Provided entries:
/---

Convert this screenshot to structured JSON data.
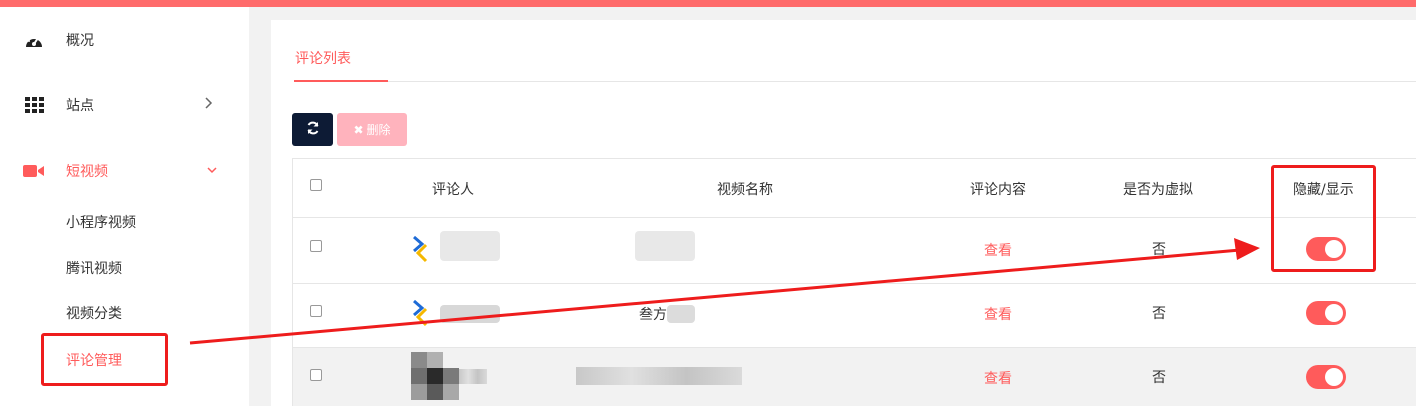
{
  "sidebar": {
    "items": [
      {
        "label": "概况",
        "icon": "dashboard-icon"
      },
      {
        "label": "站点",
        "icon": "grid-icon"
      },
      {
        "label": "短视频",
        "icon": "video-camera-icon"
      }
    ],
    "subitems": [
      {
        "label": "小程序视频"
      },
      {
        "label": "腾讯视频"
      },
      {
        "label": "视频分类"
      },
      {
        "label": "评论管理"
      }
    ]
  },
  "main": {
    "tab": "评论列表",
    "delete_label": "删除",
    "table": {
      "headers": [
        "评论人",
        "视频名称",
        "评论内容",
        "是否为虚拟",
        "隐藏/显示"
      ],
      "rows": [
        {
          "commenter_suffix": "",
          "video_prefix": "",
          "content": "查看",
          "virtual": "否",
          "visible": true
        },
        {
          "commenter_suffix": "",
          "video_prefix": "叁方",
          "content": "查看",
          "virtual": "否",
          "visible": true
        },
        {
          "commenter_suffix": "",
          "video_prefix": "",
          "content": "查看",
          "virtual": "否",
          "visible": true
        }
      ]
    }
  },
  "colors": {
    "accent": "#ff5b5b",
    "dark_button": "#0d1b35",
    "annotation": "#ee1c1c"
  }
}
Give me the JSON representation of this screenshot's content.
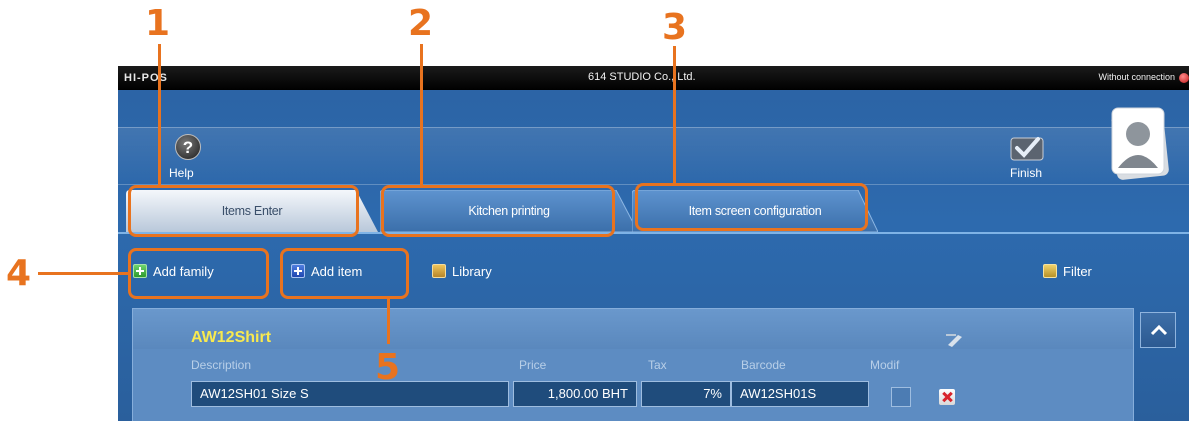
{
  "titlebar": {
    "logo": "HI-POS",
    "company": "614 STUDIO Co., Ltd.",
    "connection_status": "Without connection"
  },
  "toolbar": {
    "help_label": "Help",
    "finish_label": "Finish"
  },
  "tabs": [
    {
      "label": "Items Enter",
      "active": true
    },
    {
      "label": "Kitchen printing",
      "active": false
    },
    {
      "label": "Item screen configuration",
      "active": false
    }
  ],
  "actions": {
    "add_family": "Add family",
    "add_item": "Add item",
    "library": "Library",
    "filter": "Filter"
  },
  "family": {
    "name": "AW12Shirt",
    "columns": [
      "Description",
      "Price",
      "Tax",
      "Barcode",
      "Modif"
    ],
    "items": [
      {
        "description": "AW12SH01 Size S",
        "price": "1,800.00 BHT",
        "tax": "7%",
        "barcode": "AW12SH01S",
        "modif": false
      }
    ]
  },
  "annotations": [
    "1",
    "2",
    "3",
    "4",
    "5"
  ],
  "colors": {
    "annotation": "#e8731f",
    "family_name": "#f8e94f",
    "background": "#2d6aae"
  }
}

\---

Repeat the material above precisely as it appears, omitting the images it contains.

Convert this screenshot to structured JSON data.
{
  "sidebar": {
    "items": [
      {
        "label": "概况",
        "icon": "dashboard-icon"
      },
      {
        "label": "站点",
        "icon": "grid-icon"
      },
      {
        "label": "短视频",
        "icon": "video-camera-icon"
      }
    ],
    "subitems": [
      {
        "label": "小程序视频"
      },
      {
        "label": "腾讯视频"
      },
      {
        "label": "视频分类"
      },
      {
        "label": "评论管理"
      }
    ]
  },
  "main": {
    "tab": "评论列表",
    "delete_label": "删除",
    "table": {
      "headers": [
        "评论人",
        "视频名称",
        "评论内容",
        "是否为虚拟",
        "隐藏/显示"
      ],
      "rows": [
        {
          "commenter_suffix": "",
          "video_prefix": "",
          "content": "查看",
          "virtual": "否",
          "visible": true
        },
        {
          "commenter_suffix": "",
          "video_prefix": "叁方",
          "content": "查看",
          "virtual": "否",
          "visible": true
        },
        {
          "commenter_suffix": "",
          "video_prefix": "",
          "content": "查看",
          "virtual": "否",
          "visible": true
        }
      ]
    }
  },
  "colors": {
    "accent": "#ff5b5b",
    "dark_button": "#0d1b35",
    "annotation": "#ee1c1c"
  }
}
Give me the JSON representation of this screenshot's content.
{
  "titlebar": {
    "logo": "HI-POS",
    "company": "614 STUDIO Co., Ltd.",
    "connection_status": "Without connection"
  },
  "toolbar": {
    "help_label": "Help",
    "finish_label": "Finish"
  },
  "tabs": [
    {
      "label": "Items Enter",
      "active": true
    },
    {
      "label": "Kitchen printing",
      "active": false
    },
    {
      "label": "Item screen configuration",
      "active": false
    }
  ],
  "actions": {
    "add_family": "Add family",
    "add_item": "Add item",
    "library": "Library",
    "filter": "Filter"
  },
  "family": {
    "name": "AW12Shirt",
    "columns": [
      "Description",
      "Price",
      "Tax",
      "Barcode",
      "Modif"
    ],
    "items": [
      {
        "description": "AW12SH01 Size S",
        "price": "1,800.00 BHT",
        "tax": "7%",
        "barcode": "AW12SH01S",
        "modif": false
      }
    ]
  },
  "annotations": [
    "1",
    "2",
    "3",
    "4",
    "5"
  ],
  "colors": {
    "annotation": "#e8731f",
    "family_name": "#f8e94f",
    "background": "#2d6aae"
  }
}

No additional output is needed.